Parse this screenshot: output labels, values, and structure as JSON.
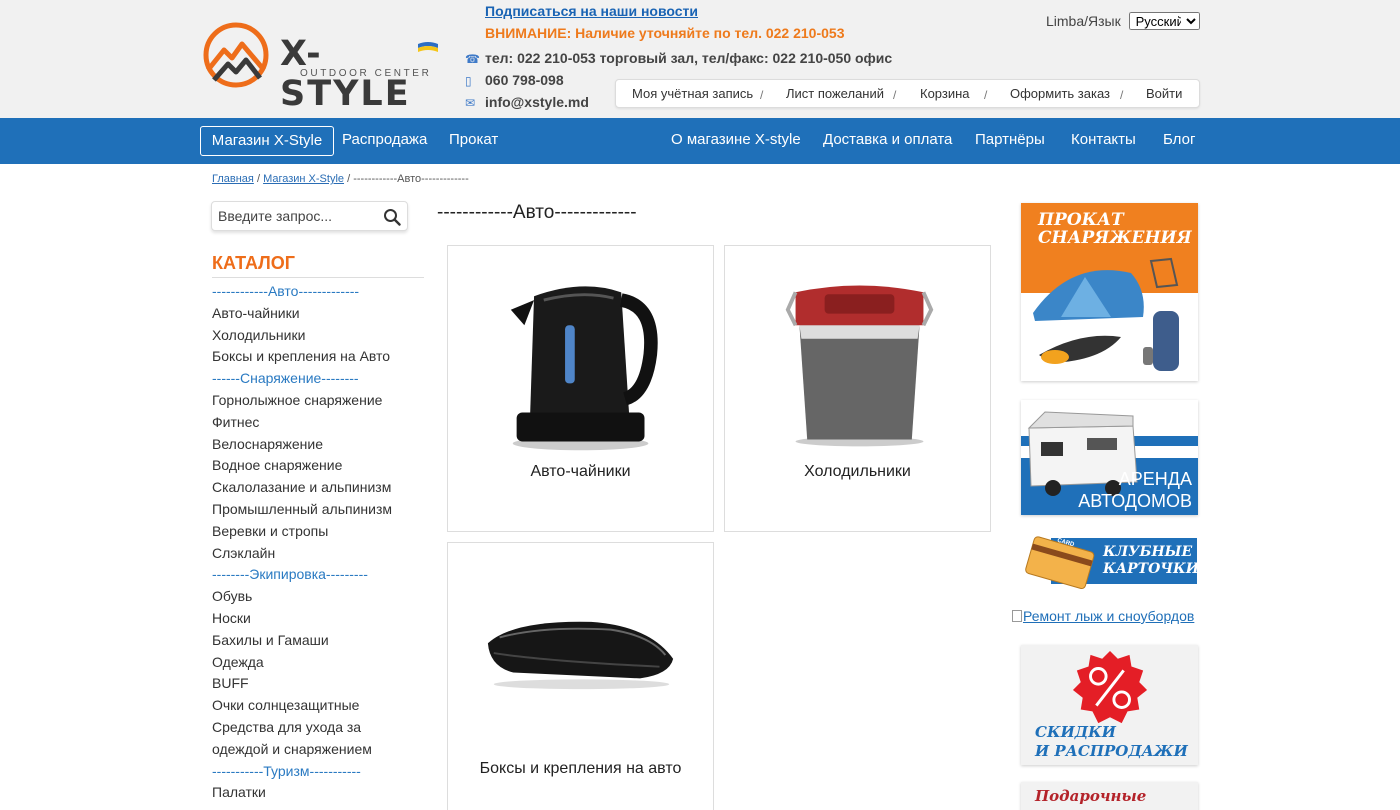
{
  "header": {
    "brand": "X-STYLE",
    "brand_sub": "OUTDOOR CENTER",
    "subscribe": "Подписаться на наши новости",
    "warning": "ВНИМАНИЕ: Наличие уточняйте по тел. 022 210-053",
    "phone_line": "тел: 022 210-053 торговый зал, тел/факс: 022 210-050 офис",
    "mobile": "060 798-098",
    "email": "info@xstyle.md",
    "lang_label": "Limba/Язык",
    "lang_selected": "Русский"
  },
  "account_bar": {
    "items": [
      "Моя учётная запись",
      "Лист пожеланий",
      "Корзина",
      "Оформить заказ",
      "Войти"
    ],
    "separator": "/"
  },
  "nav": {
    "left": [
      "Магазин X-Style",
      "Распродажа",
      "Прокат"
    ],
    "right": [
      "О магазине X-style",
      "Доставка и оплата",
      "Партнёры",
      "Контакты",
      "Блог"
    ]
  },
  "breadcrumb": {
    "home": "Главная",
    "shop": "Магазин X-Style",
    "current": "------------Авто-------------",
    "separator": "/"
  },
  "search": {
    "placeholder": "Введите запрос..."
  },
  "catalog": {
    "title": "КАТАЛОГ",
    "items": [
      {
        "label": "------------Авто-------------",
        "category": true
      },
      {
        "label": "Авто-чайники",
        "category": false
      },
      {
        "label": "Холодильники",
        "category": false
      },
      {
        "label": "Боксы и крепления на Авто",
        "category": false
      },
      {
        "label": "------Снаряжение--------",
        "category": true
      },
      {
        "label": "Горнолыжное снаряжение",
        "category": false
      },
      {
        "label": "Фитнес",
        "category": false
      },
      {
        "label": "Велоснаряжение",
        "category": false
      },
      {
        "label": "Водное снаряжение",
        "category": false
      },
      {
        "label": "Скалолазание и альпинизм",
        "category": false
      },
      {
        "label": "Промышленный альпинизм",
        "category": false
      },
      {
        "label": "Веревки и стропы",
        "category": false
      },
      {
        "label": "Слэклайн",
        "category": false
      },
      {
        "label": "--------Экипировка---------",
        "category": true
      },
      {
        "label": "Обувь",
        "category": false
      },
      {
        "label": "Носки",
        "category": false
      },
      {
        "label": "Бахилы и Гамаши",
        "category": false
      },
      {
        "label": "Одежда",
        "category": false
      },
      {
        "label": "BUFF",
        "category": false
      },
      {
        "label": "Очки солнцезащитные",
        "category": false
      },
      {
        "label": "Средства для ухода за",
        "category": false
      },
      {
        "label": "одеждой и снаряжением",
        "category": false
      },
      {
        "label": "-----------Туризм-----------",
        "category": true
      },
      {
        "label": "Палатки",
        "category": false
      }
    ]
  },
  "main": {
    "title": "------------Авто-------------",
    "products": [
      "Авто-чайники",
      "Холодильники",
      "Боксы и крепления на авто"
    ]
  },
  "banners": {
    "rental": [
      "ПРОКАТ",
      "СНАРЯЖЕНИЯ"
    ],
    "motorhome": [
      "АРЕНДА",
      "АВТОДОМОВ"
    ],
    "club": [
      "КЛУБНЫЕ",
      "КАРТОЧКИ"
    ],
    "club_card_text": "CARD",
    "repair_link": "Ремонт лыж и сноубордов",
    "discounts": [
      "СКИДКИ",
      "И РАСПРОДАЖИ"
    ],
    "gift": "Подарочные"
  },
  "colors": {
    "nav_blue": "#1f70b9",
    "orange": "#ee6d1a",
    "link_blue": "#1a64b4"
  }
}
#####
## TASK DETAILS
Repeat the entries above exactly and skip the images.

## SOLUTION
Parse this screenshot: output labels, values, and structure as JSON.
{
  "header": {
    "brand": "X-STYLE",
    "brand_sub": "OUTDOOR CENTER",
    "subscribe": "Подписаться на наши новости",
    "warning": "ВНИМАНИЕ: Наличие уточняйте по тел. 022 210-053",
    "phone_line": "тел: 022 210-053 торговый зал, тел/факс: 022 210-050 офис",
    "mobile": "060 798-098",
    "email": "info@xstyle.md",
    "lang_label": "Limba/Язык",
    "lang_selected": "Русский"
  },
  "account_bar": {
    "items": [
      "Моя учётная запись",
      "Лист пожеланий",
      "Корзина",
      "Оформить заказ",
      "Войти"
    ],
    "separator": "/"
  },
  "nav": {
    "left": [
      "Магазин X-Style",
      "Распродажа",
      "Прокат"
    ],
    "right": [
      "О магазине X-style",
      "Доставка и оплата",
      "Партнёры",
      "Контакты",
      "Блог"
    ]
  },
  "breadcrumb": {
    "home": "Главная",
    "shop": "Магазин X-Style",
    "current": "------------Авто-------------",
    "separator": "/"
  },
  "search": {
    "placeholder": "Введите запрос..."
  },
  "catalog": {
    "title": "КАТАЛОГ",
    "items": [
      {
        "label": "------------Авто-------------",
        "category": true
      },
      {
        "label": "Авто-чайники",
        "category": false
      },
      {
        "label": "Холодильники",
        "category": false
      },
      {
        "label": "Боксы и крепления на Авто",
        "category": false
      },
      {
        "label": "------Снаряжение--------",
        "category": true
      },
      {
        "label": "Горнолыжное снаряжение",
        "category": false
      },
      {
        "label": "Фитнес",
        "category": false
      },
      {
        "label": "Велоснаряжение",
        "category": false
      },
      {
        "label": "Водное снаряжение",
        "category": false
      },
      {
        "label": "Скалолазание и альпинизм",
        "category": false
      },
      {
        "label": "Промышленный альпинизм",
        "category": false
      },
      {
        "label": "Веревки и стропы",
        "category": false
      },
      {
        "label": "Слэклайн",
        "category": false
      },
      {
        "label": "--------Экипировка---------",
        "category": true
      },
      {
        "label": "Обувь",
        "category": false
      },
      {
        "label": "Носки",
        "category": false
      },
      {
        "label": "Бахилы и Гамаши",
        "category": false
      },
      {
        "label": "Одежда",
        "category": false
      },
      {
        "label": "BUFF",
        "category": false
      },
      {
        "label": "Очки солнцезащитные",
        "category": false
      },
      {
        "label": "Средства для ухода за",
        "category": false
      },
      {
        "label": "одеждой и снаряжением",
        "category": false
      },
      {
        "label": "-----------Туризм-----------",
        "category": true
      },
      {
        "label": "Палатки",
        "category": false
      }
    ]
  },
  "main": {
    "title": "------------Авто-------------",
    "products": [
      "Авто-чайники",
      "Холодильники",
      "Боксы и крепления на авто"
    ]
  },
  "banners": {
    "rental": [
      "ПРОКАТ",
      "СНАРЯЖЕНИЯ"
    ],
    "motorhome": [
      "АРЕНДА",
      "АВТОДОМОВ"
    ],
    "club": [
      "КЛУБНЫЕ",
      "КАРТОЧКИ"
    ],
    "club_card_text": "CARD",
    "repair_link": "Ремонт лыж и сноубордов",
    "discounts": [
      "СКИДКИ",
      "И РАСПРОДАЖИ"
    ],
    "gift": "Подарочные"
  },
  "colors": {
    "nav_blue": "#1f70b9",
    "orange": "#ee6d1a",
    "link_blue": "#1a64b4"
  }
}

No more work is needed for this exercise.